DATASET ENTRIES:
◇ ◇ ◇ ◇ ◇

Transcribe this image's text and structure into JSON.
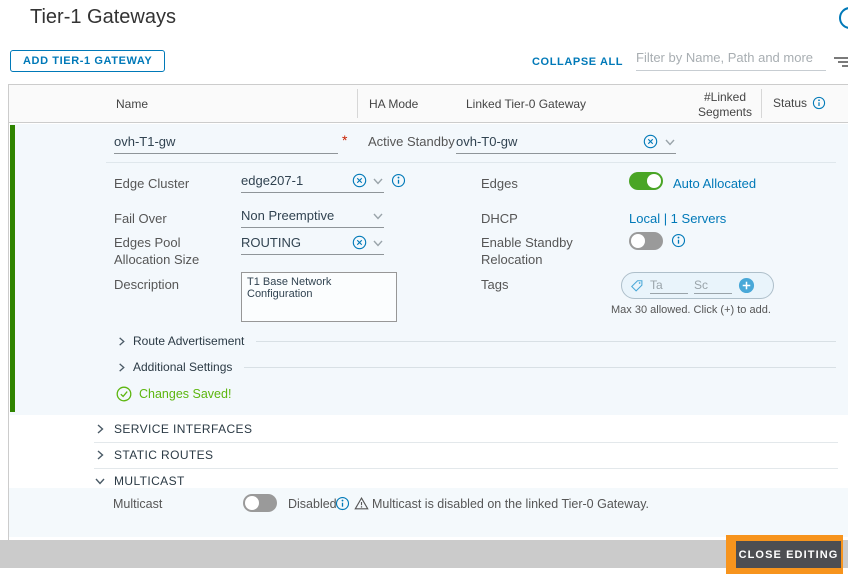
{
  "page": {
    "title": "Tier-1 Gateways"
  },
  "toolbar": {
    "add_button": "ADD TIER-1 GATEWAY",
    "collapse_all": "COLLAPSE ALL",
    "filter_placeholder": "Filter by Name, Path and more"
  },
  "table": {
    "col_name": "Name",
    "col_ha": "HA Mode",
    "col_linked": "Linked Tier-0 Gateway",
    "col_segments": "#Linked Segments",
    "col_status": "Status"
  },
  "gateway": {
    "name": "ovh-T1-gw",
    "required_marker": "*",
    "ha_mode": "Active Standby",
    "linked_tier0": "ovh-T0-gw",
    "edge_cluster_label": "Edge Cluster",
    "edge_cluster": "edge207-1",
    "fail_over_label": "Fail Over",
    "fail_over": "Non Preemptive",
    "pool_label": "Edges Pool Allocation Size",
    "pool": "ROUTING",
    "description_label": "Description",
    "description": "T1 Base Network Configuration",
    "edges_label": "Edges",
    "edges_value": "Auto Allocated",
    "dhcp_label": "DHCP",
    "dhcp_value": "Local | 1 Servers",
    "standby_label": "Enable Standby Relocation",
    "tags_label": "Tags",
    "tag_placeholder": "Ta",
    "scope_placeholder": "Sc",
    "tags_help": "Max 30 allowed. Click (+) to add.",
    "route_advertisement": "Route Advertisement",
    "additional_settings": "Additional Settings",
    "changes_saved": "Changes Saved!"
  },
  "sections": {
    "service_interfaces": "SERVICE INTERFACES",
    "static_routes": "STATIC ROUTES",
    "multicast": "MULTICAST"
  },
  "multicast": {
    "label": "Multicast",
    "state": "Disabled",
    "warning": "Multicast is disabled on the linked Tier-0 Gateway."
  },
  "footer": {
    "close_button": "CLOSE EDITING"
  },
  "colors": {
    "accent_blue": "#0079b8",
    "edit_green_bar": "#2f8400",
    "toggle_on_green": "#4aa525",
    "success_green": "#5db60f",
    "highlight_orange": "#f7941d",
    "close_button_gray": "#4d4e52",
    "panel_blue": "#f3f8fc"
  }
}
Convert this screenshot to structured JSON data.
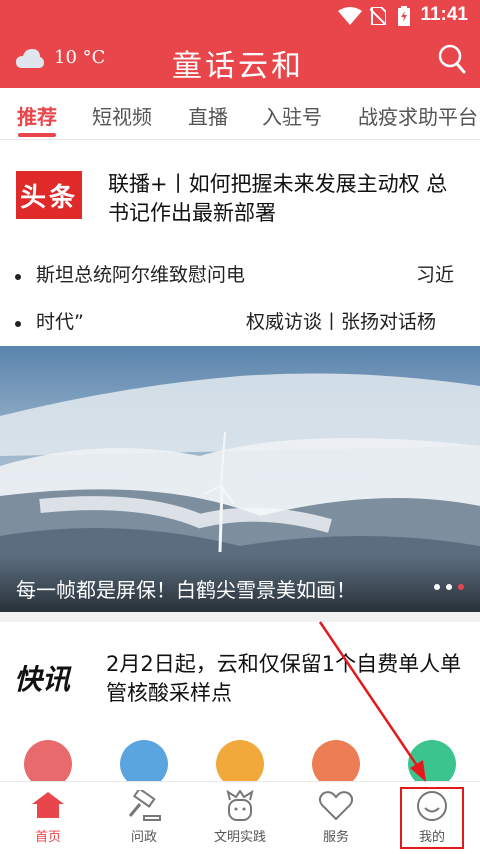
{
  "status_bar": {
    "time": "11:41"
  },
  "header": {
    "temperature": "10 °C",
    "brand": "童话云和"
  },
  "tabs": [
    {
      "label": "推荐",
      "active": true
    },
    {
      "label": "短视频"
    },
    {
      "label": "直播"
    },
    {
      "label": "入驻号"
    },
    {
      "label": "战疫求助平台"
    }
  ],
  "headline": {
    "logo": "头条",
    "text": "联播+丨如何把握未来发展主动权 总书记作出最新部署"
  },
  "bullets": [
    {
      "left": "斯坦总统阿尔维致慰问电",
      "right": "习近"
    },
    {
      "left": "时代”",
      "right": "权威访谈丨张扬对话杨"
    }
  ],
  "banner": {
    "caption": "每一帧都是屏保！白鹤尖雪景美如画！"
  },
  "news": {
    "logo": "快讯",
    "text": "2月2日起，云和仅保留1个自费单人单管核酸采样点"
  },
  "bottom_nav": [
    {
      "label": "首页",
      "icon": "home-icon",
      "active": true
    },
    {
      "label": "问政",
      "icon": "gavel-icon"
    },
    {
      "label": "文明实践",
      "icon": "mascot-icon"
    },
    {
      "label": "服务",
      "icon": "heart-icon"
    },
    {
      "label": "我的",
      "icon": "smile-icon"
    }
  ],
  "colors": {
    "brand_red": "#e8464a",
    "highlight_box": "#e3191c"
  }
}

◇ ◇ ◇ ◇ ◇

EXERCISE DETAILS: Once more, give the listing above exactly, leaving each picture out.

RESULT OF THIS TASK:
Transcribe this image's text and structure into JSON.
{
  "page": {
    "title": "Tier-1 Gateways"
  },
  "toolbar": {
    "add_button": "ADD TIER-1 GATEWAY",
    "collapse_all": "COLLAPSE ALL",
    "filter_placeholder": "Filter by Name, Path and more"
  },
  "table": {
    "col_name": "Name",
    "col_ha": "HA Mode",
    "col_linked": "Linked Tier-0 Gateway",
    "col_segments": "#Linked Segments",
    "col_status": "Status"
  },
  "gateway": {
    "name": "ovh-T1-gw",
    "required_marker": "*",
    "ha_mode": "Active Standby",
    "linked_tier0": "ovh-T0-gw",
    "edge_cluster_label": "Edge Cluster",
    "edge_cluster": "edge207-1",
    "fail_over_label": "Fail Over",
    "fail_over": "Non Preemptive",
    "pool_label": "Edges Pool Allocation Size",
    "pool": "ROUTING",
    "description_label": "Description",
    "description": "T1 Base Network Configuration",
    "edges_label": "Edges",
    "edges_value": "Auto Allocated",
    "dhcp_label": "DHCP",
    "dhcp_value": "Local | 1 Servers",
    "standby_label": "Enable Standby Relocation",
    "tags_label": "Tags",
    "tag_placeholder": "Ta",
    "scope_placeholder": "Sc",
    "tags_help": "Max 30 allowed. Click (+) to add.",
    "route_advertisement": "Route Advertisement",
    "additional_settings": "Additional Settings",
    "changes_saved": "Changes Saved!"
  },
  "sections": {
    "service_interfaces": "SERVICE INTERFACES",
    "static_routes": "STATIC ROUTES",
    "multicast": "MULTICAST"
  },
  "multicast": {
    "label": "Multicast",
    "state": "Disabled",
    "warning": "Multicast is disabled on the linked Tier-0 Gateway."
  },
  "footer": {
    "close_button": "CLOSE EDITING"
  },
  "colors": {
    "accent_blue": "#0079b8",
    "edit_green_bar": "#2f8400",
    "toggle_on_green": "#4aa525",
    "success_green": "#5db60f",
    "highlight_orange": "#f7941d",
    "close_button_gray": "#4d4e52",
    "panel_blue": "#f3f8fc"
  }
}
Convert this screenshot to structured JSON data.
{
  "status_bar": {
    "time": "11:41"
  },
  "header": {
    "temperature": "10 °C",
    "brand": "童话云和"
  },
  "tabs": [
    {
      "label": "推荐",
      "active": true
    },
    {
      "label": "短视频"
    },
    {
      "label": "直播"
    },
    {
      "label": "入驻号"
    },
    {
      "label": "战疫求助平台"
    }
  ],
  "headline": {
    "logo": "头条",
    "text": "联播+丨如何把握未来发展主动权 总书记作出最新部署"
  },
  "bullets": [
    {
      "left": "斯坦总统阿尔维致慰问电",
      "right": "习近"
    },
    {
      "left": "时代”",
      "right": "权威访谈丨张扬对话杨"
    }
  ],
  "banner": {
    "caption": "每一帧都是屏保！白鹤尖雪景美如画！"
  },
  "news": {
    "logo": "快讯",
    "text": "2月2日起，云和仅保留1个自费单人单管核酸采样点"
  },
  "bottom_nav": [
    {
      "label": "首页",
      "icon": "home-icon",
      "active": true
    },
    {
      "label": "问政",
      "icon": "gavel-icon"
    },
    {
      "label": "文明实践",
      "icon": "mascot-icon"
    },
    {
      "label": "服务",
      "icon": "heart-icon"
    },
    {
      "label": "我的",
      "icon": "smile-icon"
    }
  ],
  "colors": {
    "brand_red": "#e8464a",
    "highlight_box": "#e3191c"
  }
}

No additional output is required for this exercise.